The cinematic equivalent of eating an entire box of Lucky Charms, Ratchet & Clank is devoid of any substance or content and will most likely lead to some metaphorical queasiness in the adult viewer. The utter lack of originality on display can only invite the assumption that the sole story of any value to the film’s creative team is that of the imminent release of the game franchise’s next installment. That this impending game is purportedly based on this movie’s plot is far from encouraging, as Ratchet is sorely lacking in the story department. Every tired kids’ movie trope is rehashed to the point that it might feel redundant even to the eight-year-olds at whom this movie is aimed, but it might hold their attention long enough for tired parents to catch a short nap.
While the film is competently animated, it shares the visual aesthetic of other modern children’s fare, meaning most of the characters appear to be constructed from polished Play-Doh, and the laws of physics are never in effect. Though the character designs were derived from the source material, a computer-animated film featuring a lead who looks like he was produced when a perpetually smirking bobcat mated with a Twinkie seems lazy, especially when that film is released in such close proximity to The Jungle Book. If anything, Ratchet’s cartoony sheen made me miss the awkwardly anthropomorphized facial expressions of Mowgli’s digital lupine brethren.
If Ratchet & Clank had been a gorgeously rendered visual triumph (it isn’t), it still would have been difficult to watch due solely to its weak characterization. While many of its characters are obvious references to sci-fi mainstays, none of them are developed in even a cursory manner. Instead of progressing through a character arc, the protagonist seems to be on something of a character escalator, propelled through the story without any volition to speak of and arriving at transitional moments as though they were dictated by a page number in the script rather than any narrative logic.
If I can say one thing in support of Ratchet & Clank — and believe me, that’s a stretch — it would be that the decision to bring back most of the voice cast from the games is commendable. The central performances of the original cast are every bit as strong as those of the celebrities in ancillary roles. In some cases, they’re stronger (looking at you, Stallone). John Goodman in particular sounds like he’s bored to be involved, and Paul Giamatti seems to be entertaining himself by trying to deliver a broader performance than he did in Private Parts.

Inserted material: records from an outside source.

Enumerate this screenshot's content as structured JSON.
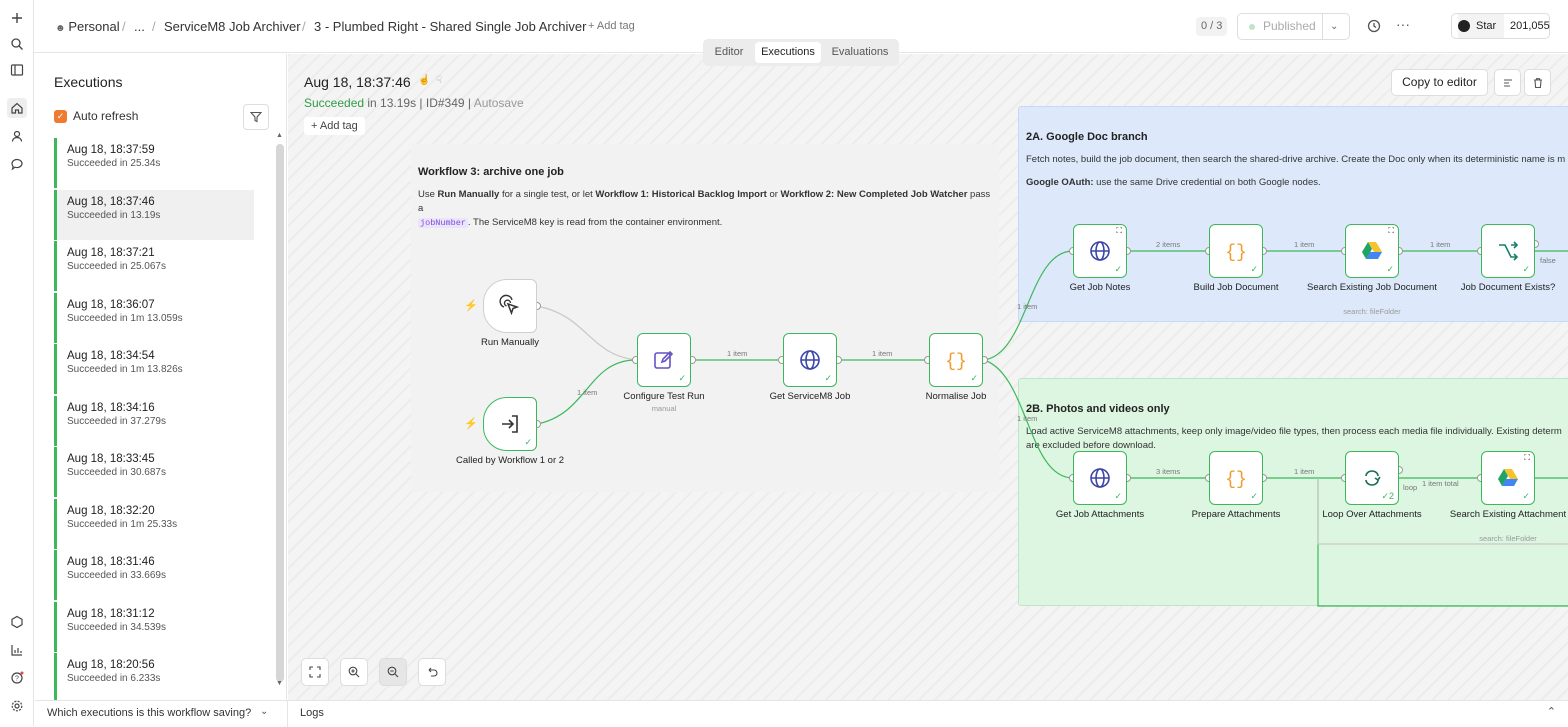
{
  "breadcrumb": {
    "items": [
      "Personal",
      "/",
      "...",
      "/",
      "ServiceM8 Job Archiver",
      "/",
      "3 - Plumbed Right - Shared Single Job Archiver"
    ],
    "add_tag": "+ Add tag"
  },
  "header": {
    "counter": "0 / 3",
    "publish_label": "Published",
    "star_label": "Star",
    "star_count": "201,055"
  },
  "tabs": [
    "Editor",
    "Executions",
    "Evaluations"
  ],
  "sidebar": {
    "title": "Executions",
    "auto_refresh_label": "Auto refresh",
    "auto_refresh_checked": true,
    "executions": [
      {
        "time": "Aug 18, 18:37:59",
        "status": "Succeeded in 25.34s"
      },
      {
        "time": "Aug 18, 18:37:46",
        "status": "Succeeded in 13.19s"
      },
      {
        "time": "Aug 18, 18:37:21",
        "status": "Succeeded in 25.067s"
      },
      {
        "time": "Aug 18, 18:36:07",
        "status": "Succeeded in 1m 13.059s"
      },
      {
        "time": "Aug 18, 18:34:54",
        "status": "Succeeded in 1m 13.826s"
      },
      {
        "time": "Aug 18, 18:34:16",
        "status": "Succeeded in 37.279s"
      },
      {
        "time": "Aug 18, 18:33:45",
        "status": "Succeeded in 30.687s"
      },
      {
        "time": "Aug 18, 18:32:20",
        "status": "Succeeded in 1m 25.33s"
      },
      {
        "time": "Aug 18, 18:31:46",
        "status": "Succeeded in 33.669s"
      },
      {
        "time": "Aug 18, 18:31:12",
        "status": "Succeeded in 34.539s"
      },
      {
        "time": "Aug 18, 18:20:56",
        "status": "Succeeded in 6.233s"
      }
    ],
    "selected_index": 1
  },
  "execution": {
    "title": "Aug 18, 18:37:46",
    "status_ok": "Succeeded",
    "status_rest": " in 13.19s | ID#349 | ",
    "autosave": "Autosave",
    "add_tag": "+ Add tag",
    "copy_label": "Copy to editor"
  },
  "sticky_main": {
    "title": "Workflow 3: archive one job",
    "p1": "Use ",
    "b1": "Run Manually",
    "p2": " for a single test, or let ",
    "b2": "Workflow 1: Historical Backlog Import",
    "p3": " or ",
    "b3": "Workflow 2: New Completed Job Watcher",
    "p4": " pass a ",
    "code": "jobNumber",
    "p5": ". The ServiceM8 key is read from the container environment."
  },
  "sticky_2a": {
    "title": "2A. Google Doc branch",
    "desc": "Fetch notes, build the job document, then search the shared-drive archive. Create the Doc only when its deterministic name is m",
    "oauth_bold": "Google OAuth:",
    "oauth_rest": " use the same Drive credential on both Google nodes."
  },
  "sticky_2b": {
    "title": "2B. Photos and videos only",
    "desc": "Load active ServiceM8 attachments, keep only image/video file types, then process each media file individually. Existing determ",
    "desc2": "are excluded before download."
  },
  "nodes": {
    "run_manually": "Run Manually",
    "called_by": "Called by Workflow 1 or 2",
    "configure": "Configure Test Run",
    "configure_sub": "manual",
    "get_job": "Get ServiceM8 Job",
    "normalise": "Normalise Job",
    "get_notes": "Get Job Notes",
    "build_doc": "Build Job Document",
    "search_doc": "Search Existing Job Document",
    "search_doc_sub": "search: fileFolder",
    "doc_exists": "Job Document Exists?",
    "get_attach": "Get Job Attachments",
    "prep_attach": "Prepare Attachments",
    "loop_attach": "Loop Over Attachments",
    "loop_count": "2",
    "search_attach": "Search Existing Attachment",
    "search_attach_sub": "search: fileFolder"
  },
  "edges": {
    "one_item": "1 item",
    "two_items": "2 items",
    "three_items": "3 items",
    "false_label": "false",
    "loop_label": "loop",
    "one_item_total": "1 item total"
  },
  "bottom": {
    "question": "Which executions is this workflow saving?",
    "logs": "Logs"
  },
  "colors": {
    "success": "#3cb859",
    "accent": "#ef7a30",
    "sticky_blue": "#dde9fb",
    "sticky_green": "#dcf6e1"
  },
  "icons": [
    "plus-icon",
    "search-icon",
    "sidebar-toggle-icon",
    "home-icon",
    "user-icon",
    "chat-icon",
    "templates-icon",
    "insights-icon",
    "help-icon",
    "settings-icon"
  ]
}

To be fair, this film was never intended to be high art, and these otherwise laudable actors do have to pay the bills just like the rest of us.

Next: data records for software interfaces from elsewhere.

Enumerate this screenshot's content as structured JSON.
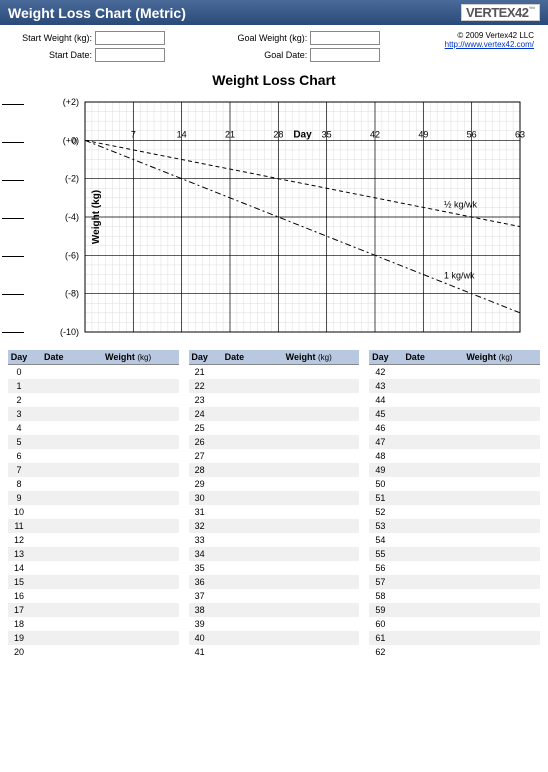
{
  "header": {
    "title": "Weight Loss Chart (Metric)",
    "logo_text": "VERTEX42"
  },
  "meta": {
    "start_weight_label": "Start Weight (kg):",
    "start_date_label": "Start Date:",
    "goal_weight_label": "Goal Weight (kg):",
    "goal_date_label": "Goal Date:",
    "start_weight_value": "",
    "start_date_value": "",
    "goal_weight_value": "",
    "goal_date_value": "",
    "copyright": "© 2009 Vertex42 LLC",
    "link_text": "http://www.vertex42.com/"
  },
  "chart_data": {
    "type": "line",
    "title": "Weight Loss Chart",
    "xlabel": "Day",
    "ylabel": "Weight  (kg)",
    "x_ticks": [
      0,
      7,
      14,
      21,
      28,
      35,
      42,
      49,
      56,
      63
    ],
    "y_ticks": [
      "(+2)",
      "(+0)",
      "(-2)",
      "(-4)",
      "(-6)",
      "(-8)",
      "(-10)"
    ],
    "xlim": [
      0,
      63
    ],
    "ylim": [
      -10,
      2
    ],
    "series": [
      {
        "name": "½ kg/wk",
        "x": [
          0,
          63
        ],
        "y": [
          0,
          -4.5
        ],
        "style": "dashed"
      },
      {
        "name": "1 kg/wk",
        "x": [
          0,
          63
        ],
        "y": [
          0,
          -9
        ],
        "style": "dashdot"
      }
    ]
  },
  "log": {
    "headers": {
      "day": "Day",
      "date": "Date",
      "weight": "Weight",
      "weight_unit": "(kg)"
    },
    "columns": [
      {
        "start": 0,
        "end": 20
      },
      {
        "start": 21,
        "end": 41
      },
      {
        "start": 42,
        "end": 62
      }
    ]
  }
}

There are two essential types of stupid movies: movies that are self-aware enough to have fun with their own stupidity, and movies who think the audience might overlook said stupidity. Ratchet & Clank is the latter. For a film aimed at children to fixate so completely on narcissistic gratification and the legitimacy of egoistic grandiosity as a life goal seems like a great disservice to that target audience. Even if the sociological implications were set aside, this would still be a terrible movie strictly on the basis of its lack of entertainment value. Rated PG for action and some rude humor.